━━━━━ MATERIAL PROVIDED ━━━━━
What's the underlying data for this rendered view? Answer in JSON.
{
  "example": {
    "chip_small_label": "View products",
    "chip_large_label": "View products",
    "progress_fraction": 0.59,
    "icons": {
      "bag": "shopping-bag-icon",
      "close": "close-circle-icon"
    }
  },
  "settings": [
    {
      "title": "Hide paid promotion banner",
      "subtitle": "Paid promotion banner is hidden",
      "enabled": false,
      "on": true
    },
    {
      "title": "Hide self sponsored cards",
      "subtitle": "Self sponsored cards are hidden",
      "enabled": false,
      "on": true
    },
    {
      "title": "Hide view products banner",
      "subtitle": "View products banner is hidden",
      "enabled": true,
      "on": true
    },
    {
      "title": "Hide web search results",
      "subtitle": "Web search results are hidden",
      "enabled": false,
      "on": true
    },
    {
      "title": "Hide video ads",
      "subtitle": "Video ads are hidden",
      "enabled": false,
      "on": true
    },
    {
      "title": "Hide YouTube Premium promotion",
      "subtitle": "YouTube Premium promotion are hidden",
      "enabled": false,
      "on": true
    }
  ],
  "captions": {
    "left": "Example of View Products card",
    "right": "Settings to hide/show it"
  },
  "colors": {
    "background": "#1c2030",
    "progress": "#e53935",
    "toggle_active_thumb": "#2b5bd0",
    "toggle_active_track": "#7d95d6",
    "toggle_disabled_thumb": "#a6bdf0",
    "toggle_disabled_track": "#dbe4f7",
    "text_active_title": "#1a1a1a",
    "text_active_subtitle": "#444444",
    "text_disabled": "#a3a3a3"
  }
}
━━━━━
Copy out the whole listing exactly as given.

FINISHED EXERCISE>
What's the underlying data for this rendered view? Answer in JSON.
{
  "example": {
    "chip_small_label": "View products",
    "chip_large_label": "View products",
    "progress_fraction": 0.59,
    "icons": {
      "bag": "shopping-bag-icon",
      "close": "close-circle-icon"
    }
  },
  "settings": [
    {
      "title": "Hide paid promotion banner",
      "subtitle": "Paid promotion banner is hidden",
      "enabled": false,
      "on": true
    },
    {
      "title": "Hide self sponsored cards",
      "subtitle": "Self sponsored cards are hidden",
      "enabled": false,
      "on": true
    },
    {
      "title": "Hide view products banner",
      "subtitle": "View products banner is hidden",
      "enabled": true,
      "on": true
    },
    {
      "title": "Hide web search results",
      "subtitle": "Web search results are hidden",
      "enabled": false,
      "on": true
    },
    {
      "title": "Hide video ads",
      "subtitle": "Video ads are hidden",
      "enabled": false,
      "on": true
    },
    {
      "title": "Hide YouTube Premium promotion",
      "subtitle": "YouTube Premium promotion are hidden",
      "enabled": false,
      "on": true
    }
  ],
  "captions": {
    "left": "Example of View Products card",
    "right": "Settings to hide/show it"
  },
  "colors": {
    "background": "#1c2030",
    "progress": "#e53935",
    "toggle_active_thumb": "#2b5bd0",
    "toggle_active_track": "#7d95d6",
    "toggle_disabled_thumb": "#a6bdf0",
    "toggle_disabled_track": "#dbe4f7",
    "text_active_title": "#1a1a1a",
    "text_active_subtitle": "#444444",
    "text_disabled": "#a3a3a3"
  }
}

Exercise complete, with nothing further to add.